Top to bottom, output the entries that follow exactly.

╭──

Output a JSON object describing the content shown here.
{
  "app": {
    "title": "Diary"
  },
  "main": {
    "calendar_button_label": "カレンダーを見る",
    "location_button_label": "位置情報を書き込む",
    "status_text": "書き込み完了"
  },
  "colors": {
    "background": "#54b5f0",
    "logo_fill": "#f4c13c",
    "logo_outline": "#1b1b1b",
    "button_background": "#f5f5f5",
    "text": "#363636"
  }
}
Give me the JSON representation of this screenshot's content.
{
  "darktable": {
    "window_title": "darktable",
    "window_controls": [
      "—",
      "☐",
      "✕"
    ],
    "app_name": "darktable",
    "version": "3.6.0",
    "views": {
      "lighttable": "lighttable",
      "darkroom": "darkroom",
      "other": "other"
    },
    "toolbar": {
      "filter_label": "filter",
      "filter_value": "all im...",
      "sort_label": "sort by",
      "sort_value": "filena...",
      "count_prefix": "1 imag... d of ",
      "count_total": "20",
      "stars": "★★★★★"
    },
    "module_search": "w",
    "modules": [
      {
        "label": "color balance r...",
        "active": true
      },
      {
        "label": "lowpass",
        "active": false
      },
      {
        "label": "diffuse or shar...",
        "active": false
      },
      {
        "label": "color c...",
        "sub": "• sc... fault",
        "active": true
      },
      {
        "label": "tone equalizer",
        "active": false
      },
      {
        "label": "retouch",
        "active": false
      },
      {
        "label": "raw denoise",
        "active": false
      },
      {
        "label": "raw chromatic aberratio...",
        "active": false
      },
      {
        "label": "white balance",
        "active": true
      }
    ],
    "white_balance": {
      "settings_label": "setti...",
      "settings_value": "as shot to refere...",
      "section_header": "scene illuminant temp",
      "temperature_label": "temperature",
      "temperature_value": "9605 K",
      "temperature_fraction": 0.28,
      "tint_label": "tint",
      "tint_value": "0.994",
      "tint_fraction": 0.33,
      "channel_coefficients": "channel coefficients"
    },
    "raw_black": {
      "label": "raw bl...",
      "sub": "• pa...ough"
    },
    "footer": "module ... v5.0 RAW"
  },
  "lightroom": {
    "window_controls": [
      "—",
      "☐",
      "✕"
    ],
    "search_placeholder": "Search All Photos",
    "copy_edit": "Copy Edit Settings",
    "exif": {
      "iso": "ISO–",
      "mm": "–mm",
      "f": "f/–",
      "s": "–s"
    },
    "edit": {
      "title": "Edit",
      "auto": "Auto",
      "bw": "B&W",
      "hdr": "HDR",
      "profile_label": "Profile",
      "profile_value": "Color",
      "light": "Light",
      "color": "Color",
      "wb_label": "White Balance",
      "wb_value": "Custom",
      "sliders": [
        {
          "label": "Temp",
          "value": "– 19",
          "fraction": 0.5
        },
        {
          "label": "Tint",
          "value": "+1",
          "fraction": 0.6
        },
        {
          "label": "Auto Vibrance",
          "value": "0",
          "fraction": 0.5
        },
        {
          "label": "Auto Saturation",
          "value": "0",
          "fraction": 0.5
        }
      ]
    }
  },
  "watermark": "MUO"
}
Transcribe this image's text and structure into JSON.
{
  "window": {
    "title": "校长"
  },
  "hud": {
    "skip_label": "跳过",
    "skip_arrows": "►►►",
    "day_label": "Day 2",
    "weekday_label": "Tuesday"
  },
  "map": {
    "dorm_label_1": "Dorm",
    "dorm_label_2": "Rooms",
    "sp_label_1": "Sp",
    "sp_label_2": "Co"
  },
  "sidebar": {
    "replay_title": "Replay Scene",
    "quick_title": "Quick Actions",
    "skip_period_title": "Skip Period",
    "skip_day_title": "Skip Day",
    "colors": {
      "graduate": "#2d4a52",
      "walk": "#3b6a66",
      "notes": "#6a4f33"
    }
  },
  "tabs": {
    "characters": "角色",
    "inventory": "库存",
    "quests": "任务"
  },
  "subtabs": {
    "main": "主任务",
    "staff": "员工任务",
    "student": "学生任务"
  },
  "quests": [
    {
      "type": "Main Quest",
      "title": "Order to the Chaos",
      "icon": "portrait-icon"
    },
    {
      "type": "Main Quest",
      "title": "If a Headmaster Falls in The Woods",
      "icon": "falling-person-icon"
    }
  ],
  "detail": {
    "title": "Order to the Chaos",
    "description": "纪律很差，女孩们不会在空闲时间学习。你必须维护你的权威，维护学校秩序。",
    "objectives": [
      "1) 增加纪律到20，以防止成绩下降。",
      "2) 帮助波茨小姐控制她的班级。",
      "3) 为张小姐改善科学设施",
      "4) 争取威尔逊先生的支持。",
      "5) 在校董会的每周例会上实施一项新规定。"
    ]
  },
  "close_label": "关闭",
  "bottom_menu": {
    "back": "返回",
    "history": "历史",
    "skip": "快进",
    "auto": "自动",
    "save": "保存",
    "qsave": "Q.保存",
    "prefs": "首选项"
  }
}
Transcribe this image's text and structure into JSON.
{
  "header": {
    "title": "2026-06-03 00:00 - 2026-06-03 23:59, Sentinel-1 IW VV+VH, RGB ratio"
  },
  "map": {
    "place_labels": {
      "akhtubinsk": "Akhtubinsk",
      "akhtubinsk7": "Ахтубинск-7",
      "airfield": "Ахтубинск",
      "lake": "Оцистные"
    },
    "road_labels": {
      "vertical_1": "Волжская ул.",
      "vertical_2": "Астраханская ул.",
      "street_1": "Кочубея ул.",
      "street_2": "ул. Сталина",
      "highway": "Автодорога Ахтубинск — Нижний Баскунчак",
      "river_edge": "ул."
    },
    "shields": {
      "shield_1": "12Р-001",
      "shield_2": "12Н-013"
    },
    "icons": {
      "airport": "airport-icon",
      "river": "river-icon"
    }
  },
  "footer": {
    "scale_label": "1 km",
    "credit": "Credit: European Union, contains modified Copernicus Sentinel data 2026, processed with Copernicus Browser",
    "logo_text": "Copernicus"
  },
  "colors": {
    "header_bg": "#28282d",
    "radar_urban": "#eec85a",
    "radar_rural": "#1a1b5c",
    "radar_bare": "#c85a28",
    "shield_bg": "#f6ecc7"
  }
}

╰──

→ **Answer for this exercise**:
Output a JSON object describing the content shown here.
{
  "app": {
    "title": "Diary"
  },
  "main": {
    "calendar_button_label": "カレンダーを見る",
    "location_button_label": "位置情報を書き込む",
    "status_text": "書き込み完了"
  },
  "colors": {
    "background": "#54b5f0",
    "logo_fill": "#f4c13c",
    "logo_outline": "#1b1b1b",
    "button_background": "#f5f5f5",
    "text": "#363636"
  }
}
Give me the JSON representation of this screenshot's content.
{
  "darktable": {
    "window_title": "darktable",
    "window_controls": [
      "—",
      "☐",
      "✕"
    ],
    "app_name": "darktable",
    "version": "3.6.0",
    "views": {
      "lighttable": "lighttable",
      "darkroom": "darkroom",
      "other": "other"
    },
    "toolbar": {
      "filter_label": "filter",
      "filter_value": "all im...",
      "sort_label": "sort by",
      "sort_value": "filena...",
      "count_prefix": "1 imag... d of ",
      "count_total": "20",
      "stars": "★★★★★"
    },
    "module_search": "w",
    "modules": [
      {
        "label": "color balance r...",
        "active": true
      },
      {
        "label": "lowpass",
        "active": false
      },
      {
        "label": "diffuse or shar...",
        "active": false
      },
      {
        "label": "color c...",
        "sub": "• sc... fault",
        "active": true
      },
      {
        "label": "tone equalizer",
        "active": false
      },
      {
        "label": "retouch",
        "active": false
      },
      {
        "label": "raw denoise",
        "active": false
      },
      {
        "label": "raw chromatic aberratio...",
        "active": false
      },
      {
        "label": "white balance",
        "active": true
      }
    ],
    "white_balance": {
      "settings_label": "setti...",
      "settings_value": "as shot to refere...",
      "section_header": "scene illuminant temp",
      "temperature_label": "temperature",
      "temperature_value": "9605 K",
      "temperature_fraction": 0.28,
      "tint_label": "tint",
      "tint_value": "0.994",
      "tint_fraction": 0.33,
      "channel_coefficients": "channel coefficients"
    },
    "raw_black": {
      "label": "raw bl...",
      "sub": "• pa...ough"
    },
    "footer": "module ... v5.0 RAW"
  },
  "lightroom": {
    "window_controls": [
      "—",
      "☐",
      "✕"
    ],
    "search_placeholder": "Search All Photos",
    "copy_edit": "Copy Edit Settings",
    "exif": {
      "iso": "ISO–",
      "mm": "–mm",
      "f": "f/–",
      "s": "–s"
    },
    "edit": {
      "title": "Edit",
      "auto": "Auto",
      "bw": "B&W",
      "hdr": "HDR",
      "profile_label": "Profile",
      "profile_value": "Color",
      "light": "Light",
      "color": "Color",
      "wb_label": "White Balance",
      "wb_value": "Custom",
      "sliders": [
        {
          "label": "Temp",
          "value": "– 19",
          "fraction": 0.5
        },
        {
          "label": "Tint",
          "value": "+1",
          "fraction": 0.6
        },
        {
          "label": "Auto Vibrance",
          "value": "0",
          "fraction": 0.5
        },
        {
          "label": "Auto Saturation",
          "value": "0",
          "fraction": 0.5
        }
      ]
    }
  },
  "watermark": "MUO"
}
Transcribe this image's text and structure into JSON.
{
  "window": {
    "title": "校长"
  },
  "hud": {
    "skip_label": "跳过",
    "skip_arrows": "►►►",
    "day_label": "Day 2",
    "weekday_label": "Tuesday"
  },
  "map": {
    "dorm_label_1": "Dorm",
    "dorm_label_2": "Rooms",
    "sp_label_1": "Sp",
    "sp_label_2": "Co"
  },
  "sidebar": {
    "replay_title": "Replay Scene",
    "quick_title": "Quick Actions",
    "skip_period_title": "Skip Period",
    "skip_day_title": "Skip Day",
    "colors": {
      "graduate": "#2d4a52",
      "walk": "#3b6a66",
      "notes": "#6a4f33"
    }
  },
  "tabs": {
    "characters": "角色",
    "inventory": "库存",
    "quests": "任务"
  },
  "subtabs": {
    "main": "主任务",
    "staff": "员工任务",
    "student": "学生任务"
  },
  "quests": [
    {
      "type": "Main Quest",
      "title": "Order to the Chaos",
      "icon": "portrait-icon"
    },
    {
      "type": "Main Quest",
      "title": "If a Headmaster Falls in The Woods",
      "icon": "falling-person-icon"
    }
  ],
  "detail": {
    "title": "Order to the Chaos",
    "description": "纪律很差，女孩们不会在空闲时间学习。你必须维护你的权威，维护学校秩序。",
    "objectives": [
      "1) 增加纪律到20，以防止成绩下降。",
      "2) 帮助波茨小姐控制她的班级。",
      "3) 为张小姐改善科学设施",
      "4) 争取威尔逊先生的支持。",
      "5) 在校董会的每周例会上实施一项新规定。"
    ]
  },
  "close_label": "关闭",
  "bottom_menu": {
    "back": "返回",
    "history": "历史",
    "skip": "快进",
    "auto": "自动",
    "save": "保存",
    "qsave": "Q.保存",
    "prefs": "首选项"
  }
}
Transcribe this image's text and structure into JSON.
{
  "header": {
    "title": "2026-06-03 00:00 - 2026-06-03 23:59, Sentinel-1 IW VV+VH, RGB ratio"
  },
  "map": {
    "place_labels": {
      "akhtubinsk": "Akhtubinsk",
      "akhtubinsk7": "Ахтубинск-7",
      "airfield": "Ахтубинск",
      "lake": "Оцистные"
    },
    "road_labels": {
      "vertical_1": "Волжская ул.",
      "vertical_2": "Астраханская ул.",
      "street_1": "Кочубея ул.",
      "street_2": "ул. Сталина",
      "highway": "Автодорога Ахтубинск — Нижний Баскунчак",
      "river_edge": "ул."
    },
    "shields": {
      "shield_1": "12Р-001",
      "shield_2": "12Н-013"
    },
    "icons": {
      "airport": "airport-icon",
      "river": "river-icon"
    }
  },
  "footer": {
    "scale_label": "1 km",
    "credit": "Credit: European Union, contains modified Copernicus Sentinel data 2026, processed with Copernicus Browser",
    "logo_text": "Copernicus"
  },
  "colors": {
    "header_bg": "#28282d",
    "radar_urban": "#eec85a",
    "radar_rural": "#1a1b5c",
    "radar_bare": "#c85a28",
    "shield_bg": "#f6ecc7"
  }
}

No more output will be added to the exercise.